http://www.urbandaddy.com/sfo/food/7425/The_Phoenix_Supper_Club_The_Latest_in_Underground_Supper_Clubs_San_Francisco_SFO_Restaurant

January 10, 2010

The Perfect Spot SF joins us at The Phoenix Supper Club




Courtesy of Virginia Miller, The Perfect Spot SF: 

Meet at a corner disclosed when making a reservation to Phoenix Supper Club’s Loretto dinner. A limo awaits with champagne and about 10 other guests all guessing where you’ll be dining. October 24, the first Loretto dinner, brought us to historical Haas-Lilienthal House/Museum, where we were ushered to candlelit tables and entertained by live jazz from lovely vocalist, Sabrina Modelle, with pianist.


A nine course meal (each course paired with wines) follows from Chef Tommy Halvorson, creating delicious, delicate (but never fussy) dishes covering all food groups from vegetables to fish to a range of meats, portioned small enough to leave room, though I was heartily full by the end.


The Renaissance Man and I savored a romantic hour at our own table initially, but we’d made friends in the limo and talking across our neighboring tables, felt the evening begged for a communal aspect.

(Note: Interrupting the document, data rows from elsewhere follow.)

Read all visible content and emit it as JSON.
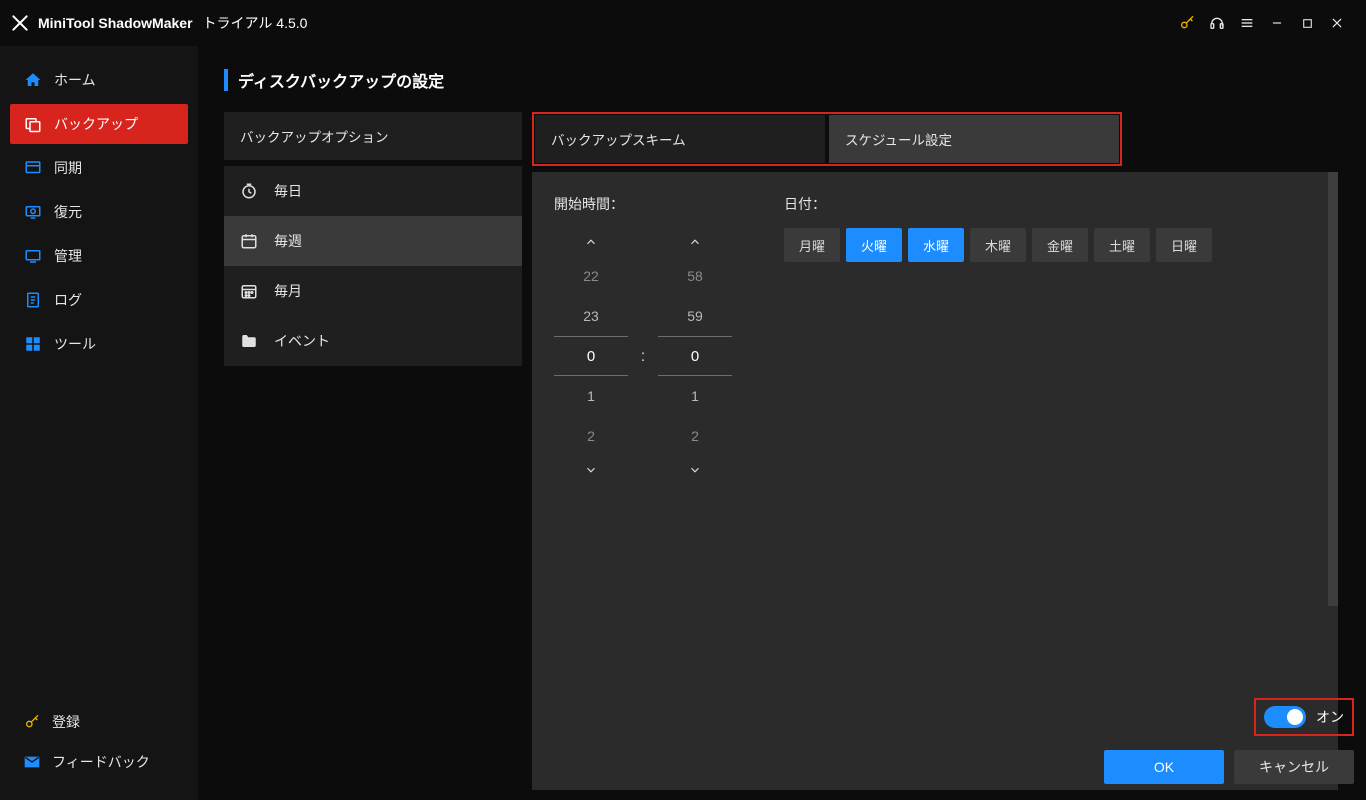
{
  "app": {
    "title_main": "MiniTool ShadowMaker",
    "title_sub": "トライアル 4.5.0"
  },
  "sidebar": {
    "items": [
      {
        "id": "home",
        "label": "ホーム"
      },
      {
        "id": "backup",
        "label": "バックアップ"
      },
      {
        "id": "sync",
        "label": "同期"
      },
      {
        "id": "restore",
        "label": "復元"
      },
      {
        "id": "manage",
        "label": "管理"
      },
      {
        "id": "log",
        "label": "ログ"
      },
      {
        "id": "tools",
        "label": "ツール"
      }
    ],
    "bottom": {
      "register": "登録",
      "feedback": "フィードバック"
    },
    "active": "backup"
  },
  "page": {
    "title": "ディスクバックアップの設定"
  },
  "tabs": [
    {
      "id": "options",
      "label": "バックアップオプション"
    },
    {
      "id": "scheme",
      "label": "バックアップスキーム"
    },
    {
      "id": "schedule",
      "label": "スケジュール設定"
    }
  ],
  "periods": [
    {
      "id": "daily",
      "label": "毎日"
    },
    {
      "id": "weekly",
      "label": "毎週"
    },
    {
      "id": "monthly",
      "label": "毎月"
    },
    {
      "id": "event",
      "label": "イベント"
    }
  ],
  "selected_period": "weekly",
  "schedule": {
    "start_label": "開始時間：",
    "date_label": "日付：",
    "hours": {
      "prev2": "22",
      "prev1": "23",
      "current": "0",
      "next1": "1",
      "next2": "2"
    },
    "minutes": {
      "prev2": "58",
      "prev1": "59",
      "current": "0",
      "next1": "1",
      "next2": "2"
    },
    "days": [
      {
        "id": "mon",
        "label": "月曜",
        "selected": false
      },
      {
        "id": "tue",
        "label": "火曜",
        "selected": true
      },
      {
        "id": "wed",
        "label": "水曜",
        "selected": true
      },
      {
        "id": "thu",
        "label": "木曜",
        "selected": false
      },
      {
        "id": "fri",
        "label": "金曜",
        "selected": false
      },
      {
        "id": "sat",
        "label": "土曜",
        "selected": false
      },
      {
        "id": "sun",
        "label": "日曜",
        "selected": false
      }
    ]
  },
  "footer": {
    "toggle_label": "オン",
    "toggle_state": true,
    "ok": "OK",
    "cancel": "キャンセル"
  }
}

We asked to have our tables moved together halfway through the meal when the evening turned into festive dinner party. Eventually more tables and guests intermingled, an ideal trajectory for the evening (and maybe future dinners?) to take. With three seatings of 10 or so people arriving every half hour, the gathering grew, while remaining intimate.


With each dinner different in location and menu, Loretto comes at a high cost ($220!) But it’s fine dining plus, with points for romance, intrigue and surprise… a one-of-a-kind birthday or anniversary dinner. If the communal aspect is encouraged, it can also operate as a unique dinner party.


In a sea of pop-up dinners and supperclubs these days, the concept of classy, comfortable speakeasy dining with live jazz is one that actually excites me. At about half the price, there’s also Mephisto, a five course dinner series with speakeasy surprise locales (minus a limo), so choices abound. The next Loretto dinner is this Saturday, 11/21.

January 9, 2010

San Francisco Photographer, Joseph Schell, Captures a Night with The Phoenix Supper Club




Joseph Schell, starter of “Lonely Highway Media,” spends a night at one of our events and tells our story though pictures. This five-course dinner that took place at the Meridian Gallery downtown, proved to be a success. Not only was the food delicious, everyone had an amazing time. Take a look at the photos. http://thelonelyhighway.blogspot.com/2009/09/phoenix-supper-club-meridian-gallery.html

January 2, 2010

Tastytwosome Interviews Tommy Halvorson



Courtesy of Tastytwosome:


Exploring Underground Supper Clubs in SF: An Interview with Chef Tommy Halvorson of The Phoenix Supper Club-


Shh! Have you heard the buzz about underground supper clubs lately?


The Phoenix Supper Club is a new one for you to whisper about! Elegant fine dining at its best tucked away in local art galleries around the city transformed into a restaurant for one night.


Join me in this episode as I interview Chef Tommy Halvorson of Phoenix and he lets us in on his secrets of creating such fantastic degustations and the passion behind this month’s supper club.


-Love, LadyLeet

Click on the link to watch the interview, http://www.tastytwosome.com/?p=155#more-155